> WORK TASK:
Each entry should be quoted word for word, including every mark of punctuation.

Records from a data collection
>>>
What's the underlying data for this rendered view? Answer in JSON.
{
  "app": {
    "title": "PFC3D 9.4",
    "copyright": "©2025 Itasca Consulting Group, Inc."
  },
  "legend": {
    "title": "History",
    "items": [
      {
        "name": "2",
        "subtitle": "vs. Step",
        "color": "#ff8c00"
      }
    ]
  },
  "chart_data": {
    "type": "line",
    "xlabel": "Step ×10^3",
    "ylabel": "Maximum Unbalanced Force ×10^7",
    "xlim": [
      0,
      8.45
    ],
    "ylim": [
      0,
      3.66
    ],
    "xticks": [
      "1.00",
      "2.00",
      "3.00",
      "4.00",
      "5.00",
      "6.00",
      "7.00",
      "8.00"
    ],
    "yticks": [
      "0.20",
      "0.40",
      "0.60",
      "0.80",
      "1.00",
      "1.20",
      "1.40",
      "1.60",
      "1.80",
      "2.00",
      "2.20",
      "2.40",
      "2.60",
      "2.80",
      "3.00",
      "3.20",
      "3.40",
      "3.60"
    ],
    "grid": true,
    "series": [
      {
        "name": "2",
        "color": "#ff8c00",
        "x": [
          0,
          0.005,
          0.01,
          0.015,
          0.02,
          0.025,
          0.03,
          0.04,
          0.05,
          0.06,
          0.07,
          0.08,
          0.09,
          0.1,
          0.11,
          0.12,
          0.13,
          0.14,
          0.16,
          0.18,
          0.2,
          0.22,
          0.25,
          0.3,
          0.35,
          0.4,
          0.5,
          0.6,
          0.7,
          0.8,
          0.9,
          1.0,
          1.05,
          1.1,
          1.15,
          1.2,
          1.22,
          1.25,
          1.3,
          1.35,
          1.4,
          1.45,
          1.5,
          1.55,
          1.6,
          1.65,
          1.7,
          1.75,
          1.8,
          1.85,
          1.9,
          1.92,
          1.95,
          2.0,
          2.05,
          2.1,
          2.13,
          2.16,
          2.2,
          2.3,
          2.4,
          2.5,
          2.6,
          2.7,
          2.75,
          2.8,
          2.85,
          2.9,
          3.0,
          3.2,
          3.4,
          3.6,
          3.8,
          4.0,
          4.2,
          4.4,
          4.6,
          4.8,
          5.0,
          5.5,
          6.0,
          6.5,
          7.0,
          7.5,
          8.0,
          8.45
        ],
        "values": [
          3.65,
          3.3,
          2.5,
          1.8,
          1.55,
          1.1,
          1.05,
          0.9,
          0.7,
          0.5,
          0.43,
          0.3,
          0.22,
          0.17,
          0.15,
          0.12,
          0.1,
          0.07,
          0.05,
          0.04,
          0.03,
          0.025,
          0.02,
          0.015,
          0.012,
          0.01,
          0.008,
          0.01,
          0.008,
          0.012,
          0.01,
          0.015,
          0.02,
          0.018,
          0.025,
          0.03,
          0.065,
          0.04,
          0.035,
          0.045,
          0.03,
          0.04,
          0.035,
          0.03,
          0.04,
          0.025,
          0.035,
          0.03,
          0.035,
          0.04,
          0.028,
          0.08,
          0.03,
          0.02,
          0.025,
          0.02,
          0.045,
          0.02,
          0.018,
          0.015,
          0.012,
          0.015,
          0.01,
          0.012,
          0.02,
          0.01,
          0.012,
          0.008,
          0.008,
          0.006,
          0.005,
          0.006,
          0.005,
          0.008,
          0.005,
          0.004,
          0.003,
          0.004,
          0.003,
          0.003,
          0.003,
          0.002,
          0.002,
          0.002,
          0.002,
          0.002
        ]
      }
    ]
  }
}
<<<
> ANSWER SECTION:
What's the underlying data for this rendered view? Answer in JSON.
{
  "app": {
    "title": "PFC3D 9.4",
    "copyright": "©2025 Itasca Consulting Group, Inc."
  },
  "legend": {
    "title": "History",
    "items": [
      {
        "name": "2",
        "subtitle": "vs. Step",
        "color": "#ff8c00"
      }
    ]
  },
  "chart_data": {
    "type": "line",
    "xlabel": "Step ×10^3",
    "ylabel": "Maximum Unbalanced Force ×10^7",
    "xlim": [
      0,
      8.45
    ],
    "ylim": [
      0,
      3.66
    ],
    "xticks": [
      "1.00",
      "2.00",
      "3.00",
      "4.00",
      "5.00",
      "6.00",
      "7.00",
      "8.00"
    ],
    "yticks": [
      "0.20",
      "0.40",
      "0.60",
      "0.80",
      "1.00",
      "1.20",
      "1.40",
      "1.60",
      "1.80",
      "2.00",
      "2.20",
      "2.40",
      "2.60",
      "2.80",
      "3.00",
      "3.20",
      "3.40",
      "3.60"
    ],
    "grid": true,
    "series": [
      {
        "name": "2",
        "color": "#ff8c00",
        "x": [
          0,
          0.005,
          0.01,
          0.015,
          0.02,
          0.025,
          0.03,
          0.04,
          0.05,
          0.06,
          0.07,
          0.08,
          0.09,
          0.1,
          0.11,
          0.12,
          0.13,
          0.14,
          0.16,
          0.18,
          0.2,
          0.22,
          0.25,
          0.3,
          0.35,
          0.4,
          0.5,
          0.6,
          0.7,
          0.8,
          0.9,
          1.0,
          1.05,
          1.1,
          1.15,
          1.2,
          1.22,
          1.25,
          1.3,
          1.35,
          1.4,
          1.45,
          1.5,
          1.55,
          1.6,
          1.65,
          1.7,
          1.75,
          1.8,
          1.85,
          1.9,
          1.92,
          1.95,
          2.0,
          2.05,
          2.1,
          2.13,
          2.16,
          2.2,
          2.3,
          2.4,
          2.5,
          2.6,
          2.7,
          2.75,
          2.8,
          2.85,
          2.9,
          3.0,
          3.2,
          3.4,
          3.6,
          3.8,
          4.0,
          4.2,
          4.4,
          4.6,
          4.8,
          5.0,
          5.5,
          6.0,
          6.5,
          7.0,
          7.5,
          8.0,
          8.45
        ],
        "values": [
          3.65,
          3.3,
          2.5,
          1.8,
          1.55,
          1.1,
          1.05,
          0.9,
          0.7,
          0.5,
          0.43,
          0.3,
          0.22,
          0.17,
          0.15,
          0.12,
          0.1,
          0.07,
          0.05,
          0.04,
          0.03,
          0.025,
          0.02,
          0.015,
          0.012,
          0.01,
          0.008,
          0.01,
          0.008,
          0.012,
          0.01,
          0.015,
          0.02,
          0.018,
          0.025,
          0.03,
          0.065,
          0.04,
          0.035,
          0.045,
          0.03,
          0.04,
          0.035,
          0.03,
          0.04,
          0.025,
          0.035,
          0.03,
          0.035,
          0.04,
          0.028,
          0.08,
          0.03,
          0.02,
          0.025,
          0.02,
          0.045,
          0.02,
          0.018,
          0.015,
          0.012,
          0.015,
          0.01,
          0.012,
          0.02,
          0.01,
          0.012,
          0.008,
          0.008,
          0.006,
          0.005,
          0.006,
          0.005,
          0.008,
          0.005,
          0.004,
          0.003,
          0.004,
          0.003,
          0.003,
          0.003,
          0.002,
          0.002,
          0.002,
          0.002,
          0.002
        ]
      }
    ]
  }
}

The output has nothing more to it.